• WHAT IS EXPECTED:
Each record has to be repeated exactly as given.

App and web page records
════

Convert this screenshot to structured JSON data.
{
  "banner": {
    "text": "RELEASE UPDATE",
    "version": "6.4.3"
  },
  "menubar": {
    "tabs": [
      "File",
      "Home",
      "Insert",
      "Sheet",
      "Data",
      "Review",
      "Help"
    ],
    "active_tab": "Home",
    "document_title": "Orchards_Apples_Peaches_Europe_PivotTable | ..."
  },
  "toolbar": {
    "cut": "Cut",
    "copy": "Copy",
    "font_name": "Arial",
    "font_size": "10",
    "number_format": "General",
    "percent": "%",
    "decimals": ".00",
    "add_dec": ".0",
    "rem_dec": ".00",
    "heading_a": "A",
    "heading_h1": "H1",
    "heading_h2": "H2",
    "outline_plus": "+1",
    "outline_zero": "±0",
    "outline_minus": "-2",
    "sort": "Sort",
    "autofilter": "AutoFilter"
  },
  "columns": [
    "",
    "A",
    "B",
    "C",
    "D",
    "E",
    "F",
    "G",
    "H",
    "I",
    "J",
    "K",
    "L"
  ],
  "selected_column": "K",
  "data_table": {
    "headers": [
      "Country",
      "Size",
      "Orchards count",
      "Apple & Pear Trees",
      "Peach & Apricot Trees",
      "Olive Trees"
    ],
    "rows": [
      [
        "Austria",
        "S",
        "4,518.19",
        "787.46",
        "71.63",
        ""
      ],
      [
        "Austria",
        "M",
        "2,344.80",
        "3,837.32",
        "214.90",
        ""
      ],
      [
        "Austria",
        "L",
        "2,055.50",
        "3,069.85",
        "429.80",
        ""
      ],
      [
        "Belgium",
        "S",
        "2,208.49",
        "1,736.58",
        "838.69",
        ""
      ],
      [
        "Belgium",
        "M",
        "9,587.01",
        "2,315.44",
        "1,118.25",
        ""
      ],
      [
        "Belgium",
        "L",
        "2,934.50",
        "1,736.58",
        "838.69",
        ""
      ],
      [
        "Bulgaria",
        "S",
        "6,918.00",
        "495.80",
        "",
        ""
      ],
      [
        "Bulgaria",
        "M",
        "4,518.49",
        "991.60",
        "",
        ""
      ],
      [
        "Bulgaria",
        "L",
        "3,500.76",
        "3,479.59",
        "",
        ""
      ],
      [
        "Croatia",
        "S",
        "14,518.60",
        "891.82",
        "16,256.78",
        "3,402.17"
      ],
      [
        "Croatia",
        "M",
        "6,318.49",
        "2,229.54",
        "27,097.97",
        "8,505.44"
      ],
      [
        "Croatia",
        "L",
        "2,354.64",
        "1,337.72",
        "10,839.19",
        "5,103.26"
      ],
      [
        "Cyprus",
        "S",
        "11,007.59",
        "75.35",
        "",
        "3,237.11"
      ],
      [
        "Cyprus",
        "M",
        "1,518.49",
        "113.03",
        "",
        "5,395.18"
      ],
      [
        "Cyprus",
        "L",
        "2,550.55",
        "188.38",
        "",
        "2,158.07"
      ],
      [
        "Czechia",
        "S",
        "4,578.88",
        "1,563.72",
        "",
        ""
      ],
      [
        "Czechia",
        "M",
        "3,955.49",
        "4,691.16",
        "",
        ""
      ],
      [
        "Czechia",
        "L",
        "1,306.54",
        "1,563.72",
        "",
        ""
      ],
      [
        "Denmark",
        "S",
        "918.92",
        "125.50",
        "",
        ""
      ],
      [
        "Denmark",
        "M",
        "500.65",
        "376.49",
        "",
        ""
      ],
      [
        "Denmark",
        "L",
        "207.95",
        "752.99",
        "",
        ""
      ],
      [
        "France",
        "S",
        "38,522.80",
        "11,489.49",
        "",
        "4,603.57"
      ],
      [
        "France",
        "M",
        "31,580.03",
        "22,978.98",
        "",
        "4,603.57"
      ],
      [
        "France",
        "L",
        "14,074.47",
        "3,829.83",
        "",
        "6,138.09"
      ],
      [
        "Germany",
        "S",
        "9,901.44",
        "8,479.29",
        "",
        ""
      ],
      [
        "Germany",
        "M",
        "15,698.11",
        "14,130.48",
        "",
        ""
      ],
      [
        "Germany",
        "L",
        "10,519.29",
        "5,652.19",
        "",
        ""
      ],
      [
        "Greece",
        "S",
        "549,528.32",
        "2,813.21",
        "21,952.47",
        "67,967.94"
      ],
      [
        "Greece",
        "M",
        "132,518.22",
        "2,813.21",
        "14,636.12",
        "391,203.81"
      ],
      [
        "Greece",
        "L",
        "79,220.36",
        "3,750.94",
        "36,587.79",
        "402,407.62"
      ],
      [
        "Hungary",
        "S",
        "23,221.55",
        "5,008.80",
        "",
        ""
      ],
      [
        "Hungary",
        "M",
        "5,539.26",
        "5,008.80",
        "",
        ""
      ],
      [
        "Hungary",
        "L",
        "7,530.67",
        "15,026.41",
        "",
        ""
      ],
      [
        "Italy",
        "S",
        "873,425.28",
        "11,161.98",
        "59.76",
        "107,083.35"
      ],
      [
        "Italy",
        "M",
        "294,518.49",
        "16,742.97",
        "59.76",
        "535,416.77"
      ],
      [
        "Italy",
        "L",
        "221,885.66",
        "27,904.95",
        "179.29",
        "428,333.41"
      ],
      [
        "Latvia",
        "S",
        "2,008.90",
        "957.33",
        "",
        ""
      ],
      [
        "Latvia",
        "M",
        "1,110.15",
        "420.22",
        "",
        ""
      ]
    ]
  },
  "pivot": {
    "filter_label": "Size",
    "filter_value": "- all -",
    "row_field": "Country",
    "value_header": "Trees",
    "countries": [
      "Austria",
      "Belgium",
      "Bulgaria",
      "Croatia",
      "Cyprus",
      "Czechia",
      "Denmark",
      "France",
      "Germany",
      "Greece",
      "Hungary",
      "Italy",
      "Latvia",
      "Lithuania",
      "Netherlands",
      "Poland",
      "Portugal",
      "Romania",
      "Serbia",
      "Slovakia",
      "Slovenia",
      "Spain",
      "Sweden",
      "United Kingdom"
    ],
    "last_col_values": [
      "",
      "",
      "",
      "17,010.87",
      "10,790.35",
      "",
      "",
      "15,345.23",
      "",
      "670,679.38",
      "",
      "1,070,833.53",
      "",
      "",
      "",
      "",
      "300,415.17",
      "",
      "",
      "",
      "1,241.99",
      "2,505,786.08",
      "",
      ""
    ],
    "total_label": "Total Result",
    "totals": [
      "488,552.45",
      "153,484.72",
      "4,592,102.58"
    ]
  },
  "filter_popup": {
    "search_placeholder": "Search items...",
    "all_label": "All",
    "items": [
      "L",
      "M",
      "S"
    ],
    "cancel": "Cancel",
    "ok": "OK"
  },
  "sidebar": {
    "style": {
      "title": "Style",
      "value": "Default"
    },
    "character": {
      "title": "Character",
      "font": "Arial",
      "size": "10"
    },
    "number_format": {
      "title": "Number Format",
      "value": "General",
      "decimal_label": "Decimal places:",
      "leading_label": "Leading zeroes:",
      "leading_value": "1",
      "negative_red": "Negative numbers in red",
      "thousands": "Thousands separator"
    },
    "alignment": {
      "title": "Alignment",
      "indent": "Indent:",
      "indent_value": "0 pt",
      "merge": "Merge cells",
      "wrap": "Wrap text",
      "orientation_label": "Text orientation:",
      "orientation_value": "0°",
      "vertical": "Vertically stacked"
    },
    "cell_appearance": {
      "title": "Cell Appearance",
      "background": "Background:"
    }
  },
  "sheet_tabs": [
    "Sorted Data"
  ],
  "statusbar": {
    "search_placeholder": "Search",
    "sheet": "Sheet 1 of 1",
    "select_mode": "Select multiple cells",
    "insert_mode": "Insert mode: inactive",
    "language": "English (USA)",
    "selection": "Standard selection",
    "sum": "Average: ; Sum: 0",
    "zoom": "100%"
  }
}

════

• ANSWER BOX:
Convert this screenshot to structured JSON data.
{
  "banner": {
    "text": "RELEASE UPDATE",
    "version": "6.4.3"
  },
  "menubar": {
    "tabs": [
      "File",
      "Home",
      "Insert",
      "Sheet",
      "Data",
      "Review",
      "Help"
    ],
    "active_tab": "Home",
    "document_title": "Orchards_Apples_Peaches_Europe_PivotTable | ..."
  },
  "toolbar": {
    "cut": "Cut",
    "copy": "Copy",
    "font_name": "Arial",
    "font_size": "10",
    "number_format": "General",
    "percent": "%",
    "decimals": ".00",
    "add_dec": ".0",
    "rem_dec": ".00",
    "heading_a": "A",
    "heading_h1": "H1",
    "heading_h2": "H2",
    "outline_plus": "+1",
    "outline_zero": "±0",
    "outline_minus": "-2",
    "sort": "Sort",
    "autofilter": "AutoFilter"
  },
  "columns": [
    "",
    "A",
    "B",
    "C",
    "D",
    "E",
    "F",
    "G",
    "H",
    "I",
    "J",
    "K",
    "L"
  ],
  "selected_column": "K",
  "data_table": {
    "headers": [
      "Country",
      "Size",
      "Orchards count",
      "Apple & Pear Trees",
      "Peach & Apricot Trees",
      "Olive Trees"
    ],
    "rows": [
      [
        "Austria",
        "S",
        "4,518.19",
        "787.46",
        "71.63",
        ""
      ],
      [
        "Austria",
        "M",
        "2,344.80",
        "3,837.32",
        "214.90",
        ""
      ],
      [
        "Austria",
        "L",
        "2,055.50",
        "3,069.85",
        "429.80",
        ""
      ],
      [
        "Belgium",
        "S",
        "2,208.49",
        "1,736.58",
        "838.69",
        ""
      ],
      [
        "Belgium",
        "M",
        "9,587.01",
        "2,315.44",
        "1,118.25",
        ""
      ],
      [
        "Belgium",
        "L",
        "2,934.50",
        "1,736.58",
        "838.69",
        ""
      ],
      [
        "Bulgaria",
        "S",
        "6,918.00",
        "495.80",
        "",
        ""
      ],
      [
        "Bulgaria",
        "M",
        "4,518.49",
        "991.60",
        "",
        ""
      ],
      [
        "Bulgaria",
        "L",
        "3,500.76",
        "3,479.59",
        "",
        ""
      ],
      [
        "Croatia",
        "S",
        "14,518.60",
        "891.82",
        "16,256.78",
        "3,402.17"
      ],
      [
        "Croatia",
        "M",
        "6,318.49",
        "2,229.54",
        "27,097.97",
        "8,505.44"
      ],
      [
        "Croatia",
        "L",
        "2,354.64",
        "1,337.72",
        "10,839.19",
        "5,103.26"
      ],
      [
        "Cyprus",
        "S",
        "11,007.59",
        "75.35",
        "",
        "3,237.11"
      ],
      [
        "Cyprus",
        "M",
        "1,518.49",
        "113.03",
        "",
        "5,395.18"
      ],
      [
        "Cyprus",
        "L",
        "2,550.55",
        "188.38",
        "",
        "2,158.07"
      ],
      [
        "Czechia",
        "S",
        "4,578.88",
        "1,563.72",
        "",
        ""
      ],
      [
        "Czechia",
        "M",
        "3,955.49",
        "4,691.16",
        "",
        ""
      ],
      [
        "Czechia",
        "L",
        "1,306.54",
        "1,563.72",
        "",
        ""
      ],
      [
        "Denmark",
        "S",
        "918.92",
        "125.50",
        "",
        ""
      ],
      [
        "Denmark",
        "M",
        "500.65",
        "376.49",
        "",
        ""
      ],
      [
        "Denmark",
        "L",
        "207.95",
        "752.99",
        "",
        ""
      ],
      [
        "France",
        "S",
        "38,522.80",
        "11,489.49",
        "",
        "4,603.57"
      ],
      [
        "France",
        "M",
        "31,580.03",
        "22,978.98",
        "",
        "4,603.57"
      ],
      [
        "France",
        "L",
        "14,074.47",
        "3,829.83",
        "",
        "6,138.09"
      ],
      [
        "Germany",
        "S",
        "9,901.44",
        "8,479.29",
        "",
        ""
      ],
      [
        "Germany",
        "M",
        "15,698.11",
        "14,130.48",
        "",
        ""
      ],
      [
        "Germany",
        "L",
        "10,519.29",
        "5,652.19",
        "",
        ""
      ],
      [
        "Greece",
        "S",
        "549,528.32",
        "2,813.21",
        "21,952.47",
        "67,967.94"
      ],
      [
        "Greece",
        "M",
        "132,518.22",
        "2,813.21",
        "14,636.12",
        "391,203.81"
      ],
      [
        "Greece",
        "L",
        "79,220.36",
        "3,750.94",
        "36,587.79",
        "402,407.62"
      ],
      [
        "Hungary",
        "S",
        "23,221.55",
        "5,008.80",
        "",
        ""
      ],
      [
        "Hungary",
        "M",
        "5,539.26",
        "5,008.80",
        "",
        ""
      ],
      [
        "Hungary",
        "L",
        "7,530.67",
        "15,026.41",
        "",
        ""
      ],
      [
        "Italy",
        "S",
        "873,425.28",
        "11,161.98",
        "59.76",
        "107,083.35"
      ],
      [
        "Italy",
        "M",
        "294,518.49",
        "16,742.97",
        "59.76",
        "535,416.77"
      ],
      [
        "Italy",
        "L",
        "221,885.66",
        "27,904.95",
        "179.29",
        "428,333.41"
      ],
      [
        "Latvia",
        "S",
        "2,008.90",
        "957.33",
        "",
        ""
      ],
      [
        "Latvia",
        "M",
        "1,110.15",
        "420.22",
        "",
        ""
      ]
    ]
  },
  "pivot": {
    "filter_label": "Size",
    "filter_value": "- all -",
    "row_field": "Country",
    "value_header": "Trees",
    "countries": [
      "Austria",
      "Belgium",
      "Bulgaria",
      "Croatia",
      "Cyprus",
      "Czechia",
      "Denmark",
      "France",
      "Germany",
      "Greece",
      "Hungary",
      "Italy",
      "Latvia",
      "Lithuania",
      "Netherlands",
      "Poland",
      "Portugal",
      "Romania",
      "Serbia",
      "Slovakia",
      "Slovenia",
      "Spain",
      "Sweden",
      "United Kingdom"
    ],
    "last_col_values": [
      "",
      "",
      "",
      "17,010.87",
      "10,790.35",
      "",
      "",
      "15,345.23",
      "",
      "670,679.38",
      "",
      "1,070,833.53",
      "",
      "",
      "",
      "",
      "300,415.17",
      "",
      "",
      "",
      "1,241.99",
      "2,505,786.08",
      "",
      ""
    ],
    "total_label": "Total Result",
    "totals": [
      "488,552.45",
      "153,484.72",
      "4,592,102.58"
    ]
  },
  "filter_popup": {
    "search_placeholder": "Search items...",
    "all_label": "All",
    "items": [
      "L",
      "M",
      "S"
    ],
    "cancel": "Cancel",
    "ok": "OK"
  },
  "sidebar": {
    "style": {
      "title": "Style",
      "value": "Default"
    },
    "character": {
      "title": "Character",
      "font": "Arial",
      "size": "10"
    },
    "number_format": {
      "title": "Number Format",
      "value": "General",
      "decimal_label": "Decimal places:",
      "leading_label": "Leading zeroes:",
      "leading_value": "1",
      "negative_red": "Negative numbers in red",
      "thousands": "Thousands separator"
    },
    "alignment": {
      "title": "Alignment",
      "indent": "Indent:",
      "indent_value": "0 pt",
      "merge": "Merge cells",
      "wrap": "Wrap text",
      "orientation_label": "Text orientation:",
      "orientation_value": "0°",
      "vertical": "Vertically stacked"
    },
    "cell_appearance": {
      "title": "Cell Appearance",
      "background": "Background:"
    }
  },
  "sheet_tabs": [
    "Sorted Data"
  ],
  "statusbar": {
    "search_placeholder": "Search",
    "sheet": "Sheet 1 of 1",
    "select_mode": "Select multiple cells",
    "insert_mode": "Insert mode: inactive",
    "language": "English (USA)",
    "selection": "Standard selection",
    "sum": "Average: ; Sum: 0",
    "zoom": "100%"
  }
}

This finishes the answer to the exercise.